> _What to do_
Could you repeat the whole listing below exactly as it stands?

***** Extracted data

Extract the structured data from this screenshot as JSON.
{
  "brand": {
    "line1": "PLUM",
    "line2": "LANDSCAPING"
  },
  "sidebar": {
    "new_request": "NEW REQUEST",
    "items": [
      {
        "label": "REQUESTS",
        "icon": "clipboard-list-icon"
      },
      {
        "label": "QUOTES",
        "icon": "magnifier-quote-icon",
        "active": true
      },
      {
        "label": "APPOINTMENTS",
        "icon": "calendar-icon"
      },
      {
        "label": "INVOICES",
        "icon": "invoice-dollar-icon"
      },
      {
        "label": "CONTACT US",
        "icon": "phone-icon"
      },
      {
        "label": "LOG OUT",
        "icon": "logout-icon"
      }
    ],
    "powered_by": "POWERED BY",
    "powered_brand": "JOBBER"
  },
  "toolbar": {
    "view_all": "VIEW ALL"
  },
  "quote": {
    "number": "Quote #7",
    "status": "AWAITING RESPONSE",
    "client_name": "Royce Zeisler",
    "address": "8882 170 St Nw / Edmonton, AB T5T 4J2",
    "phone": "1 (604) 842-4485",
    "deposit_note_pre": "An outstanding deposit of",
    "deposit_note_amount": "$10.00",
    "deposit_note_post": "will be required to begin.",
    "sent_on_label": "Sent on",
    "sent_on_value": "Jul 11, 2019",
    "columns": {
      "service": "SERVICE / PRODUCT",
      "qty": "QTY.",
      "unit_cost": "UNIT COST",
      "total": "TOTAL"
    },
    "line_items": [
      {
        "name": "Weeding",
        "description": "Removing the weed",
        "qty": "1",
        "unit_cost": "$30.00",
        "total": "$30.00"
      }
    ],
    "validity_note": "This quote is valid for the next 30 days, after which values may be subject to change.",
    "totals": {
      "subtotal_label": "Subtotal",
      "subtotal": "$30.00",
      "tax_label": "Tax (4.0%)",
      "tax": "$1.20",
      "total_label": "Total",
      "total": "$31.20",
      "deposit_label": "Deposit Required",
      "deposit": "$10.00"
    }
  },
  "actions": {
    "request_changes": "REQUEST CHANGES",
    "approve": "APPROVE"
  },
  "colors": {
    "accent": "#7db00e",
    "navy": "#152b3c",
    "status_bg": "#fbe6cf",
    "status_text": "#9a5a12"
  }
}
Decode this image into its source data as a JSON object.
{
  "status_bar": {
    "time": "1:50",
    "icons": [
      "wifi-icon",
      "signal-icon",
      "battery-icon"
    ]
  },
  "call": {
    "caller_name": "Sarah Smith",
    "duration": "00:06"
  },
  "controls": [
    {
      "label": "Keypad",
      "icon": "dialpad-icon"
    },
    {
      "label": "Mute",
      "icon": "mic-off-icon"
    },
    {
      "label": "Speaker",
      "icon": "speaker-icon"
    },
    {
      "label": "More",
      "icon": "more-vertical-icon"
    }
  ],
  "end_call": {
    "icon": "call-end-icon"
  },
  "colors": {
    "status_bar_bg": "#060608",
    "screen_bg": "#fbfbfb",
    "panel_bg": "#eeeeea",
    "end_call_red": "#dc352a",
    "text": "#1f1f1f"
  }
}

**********

> _The completed task_
Extract the structured data from this screenshot as JSON.
{
  "brand": {
    "line1": "PLUM",
    "line2": "LANDSCAPING"
  },
  "sidebar": {
    "new_request": "NEW REQUEST",
    "items": [
      {
        "label": "REQUESTS",
        "icon": "clipboard-list-icon"
      },
      {
        "label": "QUOTES",
        "icon": "magnifier-quote-icon",
        "active": true
      },
      {
        "label": "APPOINTMENTS",
        "icon": "calendar-icon"
      },
      {
        "label": "INVOICES",
        "icon": "invoice-dollar-icon"
      },
      {
        "label": "CONTACT US",
        "icon": "phone-icon"
      },
      {
        "label": "LOG OUT",
        "icon": "logout-icon"
      }
    ],
    "powered_by": "POWERED BY",
    "powered_brand": "JOBBER"
  },
  "toolbar": {
    "view_all": "VIEW ALL"
  },
  "quote": {
    "number": "Quote #7",
    "status": "AWAITING RESPONSE",
    "client_name": "Royce Zeisler",
    "address": "8882 170 St Nw / Edmonton, AB T5T 4J2",
    "phone": "1 (604) 842-4485",
    "deposit_note_pre": "An outstanding deposit of",
    "deposit_note_amount": "$10.00",
    "deposit_note_post": "will be required to begin.",
    "sent_on_label": "Sent on",
    "sent_on_value": "Jul 11, 2019",
    "columns": {
      "service": "SERVICE / PRODUCT",
      "qty": "QTY.",
      "unit_cost": "UNIT COST",
      "total": "TOTAL"
    },
    "line_items": [
      {
        "name": "Weeding",
        "description": "Removing the weed",
        "qty": "1",
        "unit_cost": "$30.00",
        "total": "$30.00"
      }
    ],
    "validity_note": "This quote is valid for the next 30 days, after which values may be subject to change.",
    "totals": {
      "subtotal_label": "Subtotal",
      "subtotal": "$30.00",
      "tax_label": "Tax (4.0%)",
      "tax": "$1.20",
      "total_label": "Total",
      "total": "$31.20",
      "deposit_label": "Deposit Required",
      "deposit": "$10.00"
    }
  },
  "actions": {
    "request_changes": "REQUEST CHANGES",
    "approve": "APPROVE"
  },
  "colors": {
    "accent": "#7db00e",
    "navy": "#152b3c",
    "status_bg": "#fbe6cf",
    "status_text": "#9a5a12"
  }
}
Decode this image into its source data as a JSON object.
{
  "status_bar": {
    "time": "1:50",
    "icons": [
      "wifi-icon",
      "signal-icon",
      "battery-icon"
    ]
  },
  "call": {
    "caller_name": "Sarah Smith",
    "duration": "00:06"
  },
  "controls": [
    {
      "label": "Keypad",
      "icon": "dialpad-icon"
    },
    {
      "label": "Mute",
      "icon": "mic-off-icon"
    },
    {
      "label": "Speaker",
      "icon": "speaker-icon"
    },
    {
      "label": "More",
      "icon": "more-vertical-icon"
    }
  ],
  "end_call": {
    "icon": "call-end-icon"
  },
  "colors": {
    "status_bar_bg": "#060608",
    "screen_bg": "#fbfbfb",
    "panel_bg": "#eeeeea",
    "end_call_red": "#dc352a",
    "text": "#1f1f1f"
  }
}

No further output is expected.